What Do New Moms Need

Recently I had two different moms who I attempted to help with adjusting to breastfeeding with a new baby. Both moms had had difficult labors and births, but both avoided cesareans. But both babies ended up spending a week in the NICU on antibiotics. Meconium aspiration was the culprit for both. They do not allow a baby to be roomed in with its mom if the baby has an IV. So separation, although not continuous, is a problem. It becomes increasingly problematic when trying to recover and also develop a milk supply and learn to breastfeed since the baby is also being given bottles along the way.

The first mom returned home and her baby was discharged after the week. The baby was nursing some and also being given formula. The mom was only nursing some of the time- some of the time she was pumping and some of the time the baby was being bottle fed. She was concerned about her supply- and rightly she should have been. It is important that a baby nurse from the mom at a minimum of 8 times a day and ideally more like 10 to 12 times a day. The baby had been on a 3-hour feeding schedule in the NICU.

I encouraged this mom to take a babymoon. Crawl in the bed shirtless with only a diapered baby- and nurse around the clock- doing nothing but being waited on by helpful friends and family- fed but doing nothing else but having skin to skin time with the baby and nursing as frequently as possible for 24 hours.

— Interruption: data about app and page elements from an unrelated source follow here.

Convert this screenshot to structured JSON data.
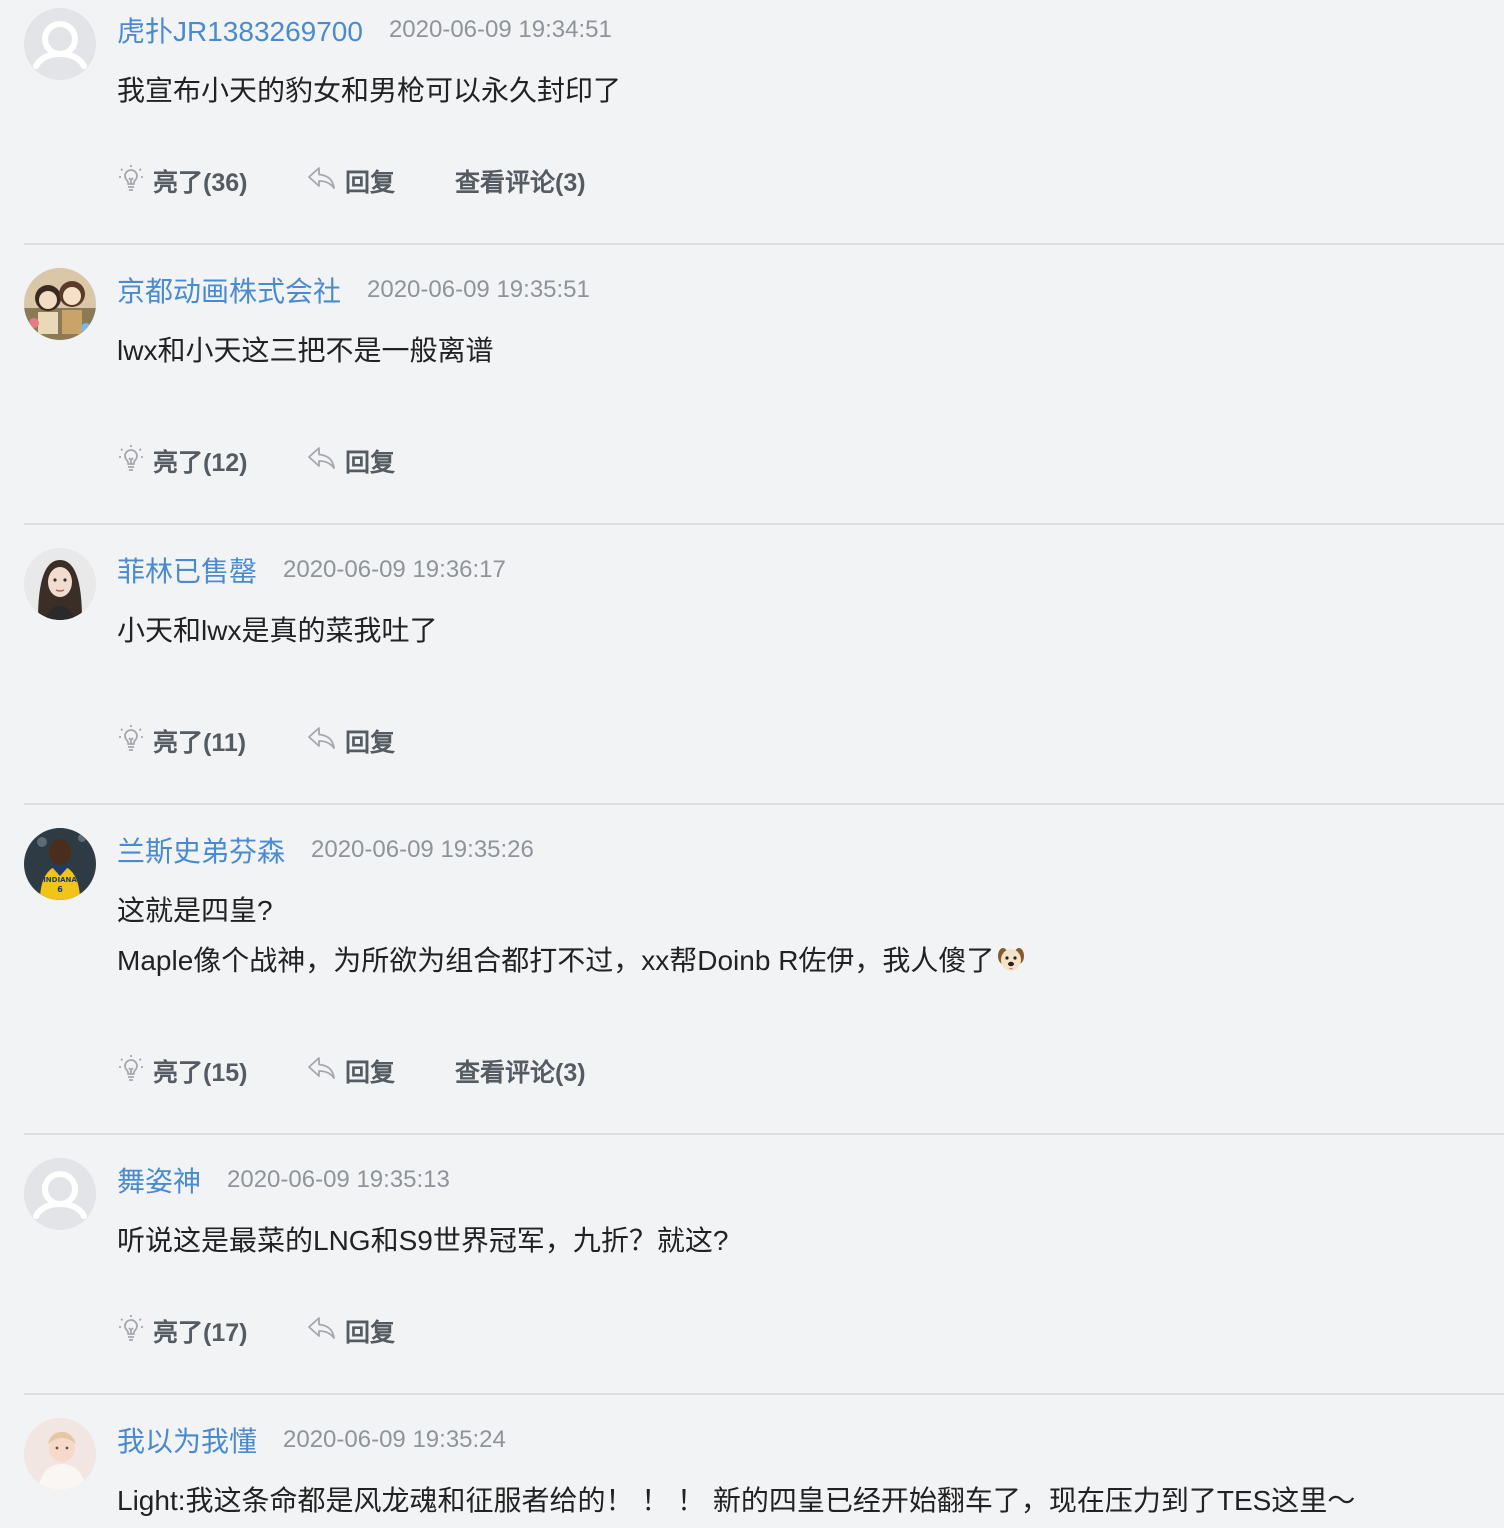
{
  "actions": {
    "like_prefix": "亮了",
    "reply": "回复",
    "view_prefix": "查看评论"
  },
  "colors": {
    "username": "#4a8bd0",
    "timestamp": "#8f949a",
    "body_text": "#222222",
    "action_text": "#555b62",
    "background": "#f2f3f5"
  },
  "comments": [
    {
      "user": "虎扑JR1383269700",
      "time": "2020-06-09 19:34:51",
      "avatar": "default-avatar-icon",
      "lines": [
        "我宣布小天的豹女和男枪可以永久封印了"
      ],
      "likes": "亮了(36)",
      "reply": "回复",
      "view": "查看评论(3)"
    },
    {
      "user": "京都动画株式会社",
      "time": "2020-06-09 19:35:51",
      "avatar": "anime-avatar",
      "lines": [
        "lwx和小天这三把不是一般离谱"
      ],
      "likes": "亮了(12)",
      "reply": "回复",
      "view": ""
    },
    {
      "user": "菲林已售罄",
      "time": "2020-06-09 19:36:17",
      "avatar": "portrait-avatar",
      "lines": [
        "小天和lwx是真的菜我吐了"
      ],
      "likes": "亮了(11)",
      "reply": "回复",
      "view": ""
    },
    {
      "user": "兰斯史弟芬森",
      "time": "2020-06-09 19:35:26",
      "avatar": "basketball-player-avatar",
      "lines": [
        "这就是四皇?",
        "Maple像个战神，为所欲为组合都打不过，xx帮Doinb R佐伊，我人傻了"
      ],
      "emoji": "dog-face-emoji",
      "likes": "亮了(15)",
      "reply": "回复",
      "view": "查看评论(3)"
    },
    {
      "user": "舞姿神",
      "time": "2020-06-09 19:35:13",
      "avatar": "default-avatar-icon",
      "lines": [
        "听说这是最菜的LNG和S9世界冠军，九折？就这?"
      ],
      "likes": "亮了(17)",
      "reply": "回复",
      "view": ""
    },
    {
      "user": "我以为我懂",
      "time": "2020-06-09 19:35:24",
      "avatar": "baby-photo-avatar",
      "lines": [
        "Light:我这条命都是风龙魂和征服者给的！ ！ ！ 新的四皇已经开始翻车了，现在压力到了TES这里～"
      ],
      "likes": "",
      "reply": "",
      "view": ""
    }
  ]
}
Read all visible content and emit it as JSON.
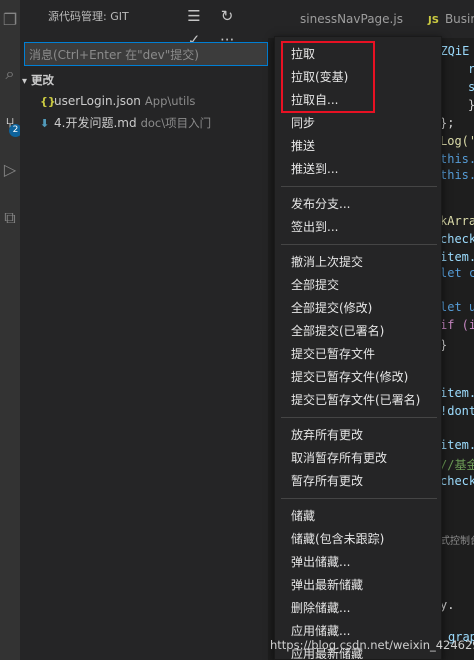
{
  "activity_badge": "2",
  "sidebar": {
    "title": "源代码管理: GIT",
    "commit_placeholder": "消息(Ctrl+Enter 在\"dev\"提交)",
    "group_label": "更改",
    "files": [
      {
        "icon": "{}",
        "name": "userLogin.json",
        "path": "App\\utils"
      },
      {
        "icon": "⬇",
        "name": "4.开发问题.md",
        "path": "doc\\项目入门"
      }
    ]
  },
  "tabs": [
    {
      "label": "sinessNavPage.js"
    },
    {
      "icon": "JS",
      "label": "Busir"
    }
  ],
  "editor": {
    "lines": [
      {
        "text": "ITZQiE",
        "color": "#9cdcfe"
      },
      {
        "text": "r",
        "color": "#9cdcfe"
      },
      {
        "text": "s",
        "color": "#9cdcfe"
      },
      {
        "text": "}",
        "color": "#d4d4d4"
      },
      {
        "text": "};",
        "color": "#d4d4d4"
      },
      {
        "text": "Log('",
        "color": "#dcdcaa"
      },
      {
        "text": "this.",
        "color": "#569cd6"
      },
      {
        "text": "this.",
        "color": "#569cd6"
      },
      {
        "text": "kArra",
        "color": "#dcdcaa"
      },
      {
        "text": "check",
        "color": "#9cdcfe"
      },
      {
        "text": "item.",
        "color": "#9cdcfe"
      },
      {
        "text": "let c",
        "color": "#569cd6"
      },
      {
        "text": "let u",
        "color": "#569cd6"
      },
      {
        "text": "if (i",
        "color": "#c586c0"
      },
      {
        "text": "}",
        "color": "#d4d4d4"
      },
      {
        "text": "item.",
        "color": "#9cdcfe"
      },
      {
        "text": "!dont",
        "color": "#9cdcfe"
      },
      {
        "text": "item.a",
        "color": "#9cdcfe"
      },
      {
        "text": "//基金",
        "color": "#6a9955"
      },
      {
        "text": "check",
        "color": "#9cdcfe"
      },
      {
        "text": "式控制台",
        "color": "#8c8c8c"
      },
      {
        "text": "y.",
        "color": "#d4d4d4"
      },
      {
        "text": "grap",
        "color": "#9cdcfe"
      }
    ]
  },
  "menu": {
    "groups": [
      [
        "拉取",
        "拉取(变基)",
        "拉取自...",
        "同步",
        "推送",
        "推送到..."
      ],
      [
        "发布分支...",
        "签出到..."
      ],
      [
        "撤消上次提交",
        "全部提交",
        "全部提交(修改)",
        "全部提交(已署名)",
        "提交已暂存文件",
        "提交已暂存文件(修改)",
        "提交已暂存文件(已署名)"
      ],
      [
        "放弃所有更改",
        "取消暂存所有更改",
        "暂存所有更改"
      ],
      [
        "储藏",
        "储藏(包含未跟踪)",
        "弹出储藏...",
        "弹出最新储藏",
        "删除储藏...",
        "应用储藏...",
        "应用最新储藏"
      ]
    ]
  },
  "watermark": "https://blog.csdn.net/weixin_42462981",
  "colors": {
    "highlight_box": "#e81123",
    "focus_border": "#007fd4",
    "badge": "#0e639c"
  }
}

I encouraged this mom to do just that- and give me a call in 24 hours with the number of wet diapers, the number of poops and number of times she nursed.

24 hours later she texted me, “Hey! we didn’t do it today. I had too many people over today.” I replied, “prioritize.” I did not hear from her again. But I saw on social media pictures of the family giving the baby a bottle.

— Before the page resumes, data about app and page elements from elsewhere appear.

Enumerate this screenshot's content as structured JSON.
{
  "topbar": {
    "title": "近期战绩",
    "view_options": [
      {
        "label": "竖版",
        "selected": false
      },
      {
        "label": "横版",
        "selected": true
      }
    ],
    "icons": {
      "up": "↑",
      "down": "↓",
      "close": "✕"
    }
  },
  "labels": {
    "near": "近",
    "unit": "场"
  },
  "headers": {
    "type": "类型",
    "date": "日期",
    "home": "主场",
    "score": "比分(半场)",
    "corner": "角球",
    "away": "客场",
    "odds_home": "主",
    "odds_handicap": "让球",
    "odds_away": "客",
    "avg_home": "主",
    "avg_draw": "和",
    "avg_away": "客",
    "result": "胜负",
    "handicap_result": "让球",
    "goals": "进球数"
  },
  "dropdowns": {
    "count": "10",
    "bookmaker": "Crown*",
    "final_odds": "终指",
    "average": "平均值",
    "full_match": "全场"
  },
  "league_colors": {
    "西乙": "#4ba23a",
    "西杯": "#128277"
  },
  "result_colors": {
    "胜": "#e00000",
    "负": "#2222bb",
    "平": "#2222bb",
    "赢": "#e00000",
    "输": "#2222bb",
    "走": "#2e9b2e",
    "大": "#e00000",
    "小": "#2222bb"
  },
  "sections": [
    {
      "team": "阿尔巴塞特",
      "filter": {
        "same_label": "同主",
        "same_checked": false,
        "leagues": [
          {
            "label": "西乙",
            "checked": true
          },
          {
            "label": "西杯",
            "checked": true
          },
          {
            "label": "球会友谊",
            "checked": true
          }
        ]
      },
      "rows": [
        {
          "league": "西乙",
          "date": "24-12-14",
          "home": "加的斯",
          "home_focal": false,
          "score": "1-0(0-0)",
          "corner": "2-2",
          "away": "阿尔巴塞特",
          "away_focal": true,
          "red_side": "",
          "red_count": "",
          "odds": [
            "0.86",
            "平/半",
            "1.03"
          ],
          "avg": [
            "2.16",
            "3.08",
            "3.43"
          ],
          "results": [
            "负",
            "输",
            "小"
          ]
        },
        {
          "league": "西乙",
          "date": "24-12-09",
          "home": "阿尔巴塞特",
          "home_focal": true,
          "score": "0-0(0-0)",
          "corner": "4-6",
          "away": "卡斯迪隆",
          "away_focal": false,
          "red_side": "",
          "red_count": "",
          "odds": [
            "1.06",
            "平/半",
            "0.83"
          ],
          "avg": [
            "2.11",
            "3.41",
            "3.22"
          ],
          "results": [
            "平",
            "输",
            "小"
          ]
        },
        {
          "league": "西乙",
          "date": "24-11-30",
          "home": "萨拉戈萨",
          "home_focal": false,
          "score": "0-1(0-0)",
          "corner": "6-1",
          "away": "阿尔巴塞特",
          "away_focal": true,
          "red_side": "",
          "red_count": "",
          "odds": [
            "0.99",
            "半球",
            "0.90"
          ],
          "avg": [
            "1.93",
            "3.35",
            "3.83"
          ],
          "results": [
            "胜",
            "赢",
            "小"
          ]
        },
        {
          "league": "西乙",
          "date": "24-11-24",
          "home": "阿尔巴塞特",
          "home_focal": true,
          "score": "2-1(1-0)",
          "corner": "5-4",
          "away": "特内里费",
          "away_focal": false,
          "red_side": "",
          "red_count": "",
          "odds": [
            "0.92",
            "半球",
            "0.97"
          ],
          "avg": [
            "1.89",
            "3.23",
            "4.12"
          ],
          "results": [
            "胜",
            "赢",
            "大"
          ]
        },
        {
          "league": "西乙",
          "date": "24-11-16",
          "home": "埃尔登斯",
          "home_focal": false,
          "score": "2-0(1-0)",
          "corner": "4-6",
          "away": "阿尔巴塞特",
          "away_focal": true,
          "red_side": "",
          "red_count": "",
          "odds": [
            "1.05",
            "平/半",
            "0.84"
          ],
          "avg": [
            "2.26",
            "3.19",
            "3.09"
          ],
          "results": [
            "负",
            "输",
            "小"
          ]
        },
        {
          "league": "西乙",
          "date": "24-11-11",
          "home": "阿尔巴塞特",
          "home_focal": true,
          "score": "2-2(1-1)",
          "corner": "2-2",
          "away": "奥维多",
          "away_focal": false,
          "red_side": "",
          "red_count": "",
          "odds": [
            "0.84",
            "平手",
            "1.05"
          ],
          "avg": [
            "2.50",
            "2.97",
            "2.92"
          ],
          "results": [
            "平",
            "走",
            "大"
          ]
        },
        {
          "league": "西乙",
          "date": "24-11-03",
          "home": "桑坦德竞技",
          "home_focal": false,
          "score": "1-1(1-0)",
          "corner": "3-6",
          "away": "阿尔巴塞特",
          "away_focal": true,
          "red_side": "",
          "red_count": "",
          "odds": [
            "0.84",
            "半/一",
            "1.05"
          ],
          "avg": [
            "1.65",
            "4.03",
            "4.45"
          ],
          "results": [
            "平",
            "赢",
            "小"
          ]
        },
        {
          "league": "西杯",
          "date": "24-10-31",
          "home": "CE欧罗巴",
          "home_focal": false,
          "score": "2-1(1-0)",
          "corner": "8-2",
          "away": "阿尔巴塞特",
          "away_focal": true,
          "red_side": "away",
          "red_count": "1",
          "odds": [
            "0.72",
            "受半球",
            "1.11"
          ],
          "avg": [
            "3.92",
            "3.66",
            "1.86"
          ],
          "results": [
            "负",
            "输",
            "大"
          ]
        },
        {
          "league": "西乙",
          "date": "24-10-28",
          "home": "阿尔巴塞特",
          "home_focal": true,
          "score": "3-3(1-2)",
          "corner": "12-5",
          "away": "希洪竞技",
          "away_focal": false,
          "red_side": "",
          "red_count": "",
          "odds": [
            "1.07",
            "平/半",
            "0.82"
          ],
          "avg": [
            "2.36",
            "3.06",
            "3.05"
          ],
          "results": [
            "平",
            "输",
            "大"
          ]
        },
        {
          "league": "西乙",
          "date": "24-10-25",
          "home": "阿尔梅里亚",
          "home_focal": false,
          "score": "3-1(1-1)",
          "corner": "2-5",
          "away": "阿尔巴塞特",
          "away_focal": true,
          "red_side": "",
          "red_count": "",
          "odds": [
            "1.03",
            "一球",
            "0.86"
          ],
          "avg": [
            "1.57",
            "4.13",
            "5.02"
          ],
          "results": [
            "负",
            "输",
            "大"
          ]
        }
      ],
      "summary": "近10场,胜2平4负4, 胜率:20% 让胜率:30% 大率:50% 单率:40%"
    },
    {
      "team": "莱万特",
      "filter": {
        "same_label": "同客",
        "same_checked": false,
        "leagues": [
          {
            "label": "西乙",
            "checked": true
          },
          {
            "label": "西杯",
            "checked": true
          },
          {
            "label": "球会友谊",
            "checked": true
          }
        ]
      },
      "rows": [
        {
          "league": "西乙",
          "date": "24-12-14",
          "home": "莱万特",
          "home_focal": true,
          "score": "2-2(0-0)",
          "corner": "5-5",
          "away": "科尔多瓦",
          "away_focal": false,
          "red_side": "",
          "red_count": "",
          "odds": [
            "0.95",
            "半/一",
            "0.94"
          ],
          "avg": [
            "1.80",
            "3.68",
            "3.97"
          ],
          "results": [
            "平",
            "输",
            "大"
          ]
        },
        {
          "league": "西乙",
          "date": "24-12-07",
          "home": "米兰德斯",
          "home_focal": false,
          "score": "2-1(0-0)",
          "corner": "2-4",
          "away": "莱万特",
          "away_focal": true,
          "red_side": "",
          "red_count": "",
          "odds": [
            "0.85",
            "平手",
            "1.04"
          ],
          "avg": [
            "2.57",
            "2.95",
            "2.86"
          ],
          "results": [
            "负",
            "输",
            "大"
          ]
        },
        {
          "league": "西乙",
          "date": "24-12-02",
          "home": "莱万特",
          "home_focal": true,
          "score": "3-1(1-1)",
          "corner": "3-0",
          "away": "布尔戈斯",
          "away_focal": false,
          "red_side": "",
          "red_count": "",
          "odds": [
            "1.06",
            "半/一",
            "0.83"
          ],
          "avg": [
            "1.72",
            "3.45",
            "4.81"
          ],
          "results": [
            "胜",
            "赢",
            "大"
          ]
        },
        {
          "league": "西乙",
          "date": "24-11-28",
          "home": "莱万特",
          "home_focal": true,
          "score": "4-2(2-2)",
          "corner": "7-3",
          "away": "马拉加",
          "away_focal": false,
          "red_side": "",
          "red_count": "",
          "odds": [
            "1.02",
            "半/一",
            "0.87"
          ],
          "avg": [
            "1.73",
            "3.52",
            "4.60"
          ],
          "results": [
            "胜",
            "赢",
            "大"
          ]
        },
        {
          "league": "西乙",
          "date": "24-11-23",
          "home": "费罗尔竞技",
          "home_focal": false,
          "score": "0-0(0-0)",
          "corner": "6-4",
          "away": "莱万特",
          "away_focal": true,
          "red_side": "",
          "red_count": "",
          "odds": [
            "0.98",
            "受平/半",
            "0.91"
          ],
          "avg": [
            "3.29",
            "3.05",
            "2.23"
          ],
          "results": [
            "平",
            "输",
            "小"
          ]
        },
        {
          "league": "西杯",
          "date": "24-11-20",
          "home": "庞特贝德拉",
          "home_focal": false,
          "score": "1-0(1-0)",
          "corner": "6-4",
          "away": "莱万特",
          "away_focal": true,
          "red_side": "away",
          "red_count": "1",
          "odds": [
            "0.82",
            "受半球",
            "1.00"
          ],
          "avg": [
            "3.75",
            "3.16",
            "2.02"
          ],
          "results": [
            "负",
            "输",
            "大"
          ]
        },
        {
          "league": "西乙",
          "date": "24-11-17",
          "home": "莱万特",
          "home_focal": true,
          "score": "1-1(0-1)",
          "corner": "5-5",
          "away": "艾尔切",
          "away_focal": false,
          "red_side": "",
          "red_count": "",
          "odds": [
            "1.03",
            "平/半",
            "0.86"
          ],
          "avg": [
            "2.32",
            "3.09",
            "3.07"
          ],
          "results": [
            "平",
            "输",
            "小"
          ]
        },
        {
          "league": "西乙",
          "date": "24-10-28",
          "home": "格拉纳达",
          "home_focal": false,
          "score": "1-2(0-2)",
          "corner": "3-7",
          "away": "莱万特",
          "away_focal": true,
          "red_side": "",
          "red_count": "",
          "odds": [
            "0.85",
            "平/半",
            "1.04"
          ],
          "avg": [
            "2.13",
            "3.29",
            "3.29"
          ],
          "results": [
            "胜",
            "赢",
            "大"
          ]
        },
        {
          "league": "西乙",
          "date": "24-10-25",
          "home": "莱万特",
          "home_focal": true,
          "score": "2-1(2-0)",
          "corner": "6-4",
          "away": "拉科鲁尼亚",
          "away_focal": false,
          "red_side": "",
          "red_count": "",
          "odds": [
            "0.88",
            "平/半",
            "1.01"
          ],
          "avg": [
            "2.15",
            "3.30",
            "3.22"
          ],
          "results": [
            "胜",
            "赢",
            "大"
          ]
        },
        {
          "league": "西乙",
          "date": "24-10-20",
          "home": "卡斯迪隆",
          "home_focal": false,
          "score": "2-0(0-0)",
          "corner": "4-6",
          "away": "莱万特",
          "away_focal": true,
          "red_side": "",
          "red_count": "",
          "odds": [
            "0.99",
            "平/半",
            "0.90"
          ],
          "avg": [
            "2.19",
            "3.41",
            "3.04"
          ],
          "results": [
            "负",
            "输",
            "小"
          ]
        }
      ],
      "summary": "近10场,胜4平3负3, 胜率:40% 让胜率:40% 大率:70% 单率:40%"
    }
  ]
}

Hey, that works- the baby is being fed, right? Well, sure- but ideally the mom had wanted to breastfeed. I think visitors were fun, but they sabotaged her ability to get a good supply going. And not having a good supply, having nipple confusion with bottles and the mom being a hostess instead of resting is not the way to help her make breastfeeding work. The mom could not find her voice to tell her family what she really needed.

The second mom worked hard to be with her baby in the hospital and was also able to bring her baby home after a week in the NICU. She had great family support in every way except with breastfeeding. Neither of her moms had breastfed so when the first problem with latch began, rather than helping to pay for a lactation support person, they undermined her breastfeeding.

How? By stating how they had dried up their milk quickly with ice packs- only took a few days. By saying how formula and bottle feeding had worked fine for them. By holding the fussy baby and giving him a pacifier when he was showing signs to nurse, but they were attempting to “help” the new mom by doing so.

I wish the family would see that the best way to help is to find supportive solutions that are in alignment with what the ideals of the mom are instead. The second mom reached out to me. I was able to provide postpartum help. The mom realized quickly some things to improve the baby’s latch and also was reaffirmed on what a great job she was doing. And how normal her baby was acting. And she was given time to share emotions and feelings with acceptance.

So, what does a new mom need? REST: Rest. Encouragement. Support. Time. If you want to come and help, then help do the things that need to be done- meals, cleaning, errands, holding the baby while she showers- but otherwise- keep the baby with the mom! Encouragement means giving her courage to move toward her ideals. That means getting her help if you are not an expert in the area she is struggling. Gift her a postpartum doula, a lactation consult, a ride to a breastfeeding support meeting. Encourage her to call an expert rather than undermine her ideas. Support her emotionally by allowing her space to share her feelings without judgment and without dismissing her feelings as invalid. ¬†Feed her- make sure she has her physical needs met as well. And remind her it takes a time to adjust to a new situation- to heal from the birth, to learn her baby’s cues and to figure out what works.

If you do not agree with what she is doing, keep your opinions to yourself unless you are concerned for her well being and her baby’s. Then reach out to an expert for advice and input.